Using the ACL in HAProxy for Load Balancing Named Virtual Hosts

Until recently, I wasn’t aware of the ACL system in HAProxy, but once I found it I realized that I have been missing a very important part of load balancing with HAProxy!

While the full configuration settings available for the ACL are listed in the configuration doc, the below example includes the basics that you’ll need to build an HAProxy load balancer that supports multiple host headers.

Here is a quick example haproxy configuration file that uses ACLs:

global
    log 127.0.0.1 local0
    log 127.0.0.1 local1 notice
    maxconn 4096
    user haproxy
    group haproxy
    daemon

defaults
    log global
    mode http
    option httplog
    option dontlognull
    retries 3
    option redispatch
    maxconn 2000
    contimeout 5000
    clitimeout 50000
    srvtimeout 50000

frontend http-in
    bind *:80
    acl is_www_example_com hdr_end(host) -i example.com
    acl is_www_domain_com hdr_end(host) -i domain.com
    
    use_backend www_example_com if is_www_example_com
    use_backend www_domain_com if is_www_domain_com
    default_backend www_example_com

backend www_example_com
    balance roundrobin
    cookie SERVERID insert nocache indirect
    option httpchk HEAD /check.txt HTTP/1.0
    option httpclose
    option forwardfor
    server Server1 10.1.1.1:80 cookie Server1
    server Server2 10.1.1.2:80 cookie Server2

backend www_domain_com
    balance roundrobin
    cookie SERVERID insert nocache indirect
    option httpchk HEAD /check.txt HTTP/1.0
    option httpclose
    option forwardfor
    server Server1 192.168.5.1:80 cookie Server1
    server Server2 192.168.5.2:80 cookie Server2

In HAProxy 1.3, the ACL rules are placed in a “frontend” and (depending on the logic) the request is proxied through to any number of “backends”. You’ll notice in our frontend entitled “http-in” that I’m checking the host header using the hdr_end feature.
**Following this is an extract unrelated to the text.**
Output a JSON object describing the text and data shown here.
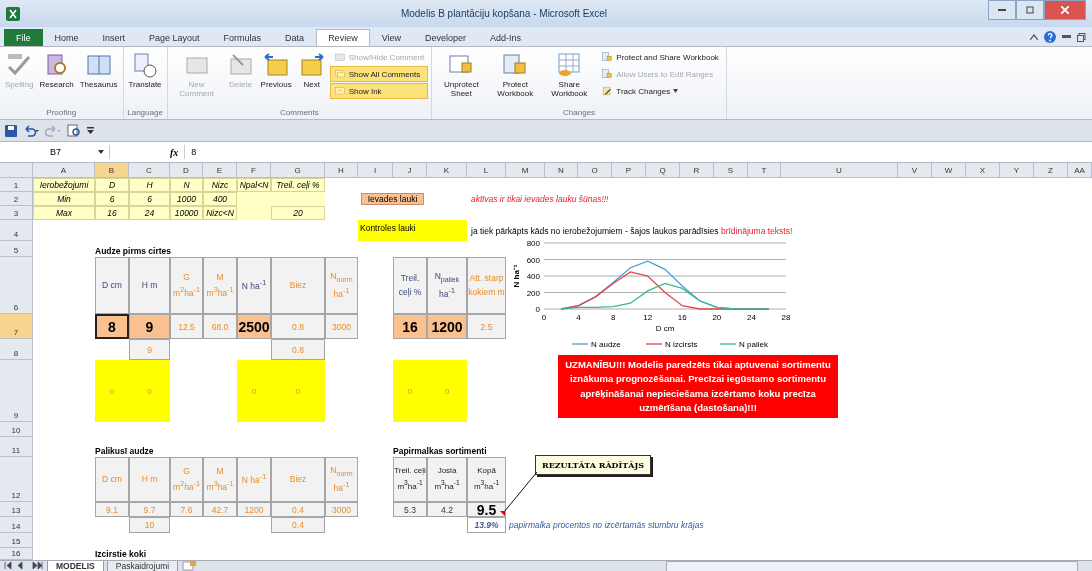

This feature performs a simple check on the host header to see if it ends with the provided argument.

You can find the rest of the Layer 7 matching options by searching for “7.5.3. Matching at Layer 7” in the configuration doc I linked to above. A few of the options I didn’t use but you might find useful are path_beg, path_end, path_sub, path_reg, url_beg, url_end, url_sub, and url_reg. The *_reg commands allow you to perform RegEx matching on the url/path, but there is the usual performance consideration you need to make for RegEx (especially since this is a load balancer).

The first “use_backend” that matches a request will be used, and if none are matched, then HAProxy will use the “default_backend”. You can also combine ACL rules in the “use_backend” statements to match one or more rules. See the configuration doc for more helpful info.

If you’re looking to use HAProxy with SSL, that requires a different approach, and I’ll blog about that soon.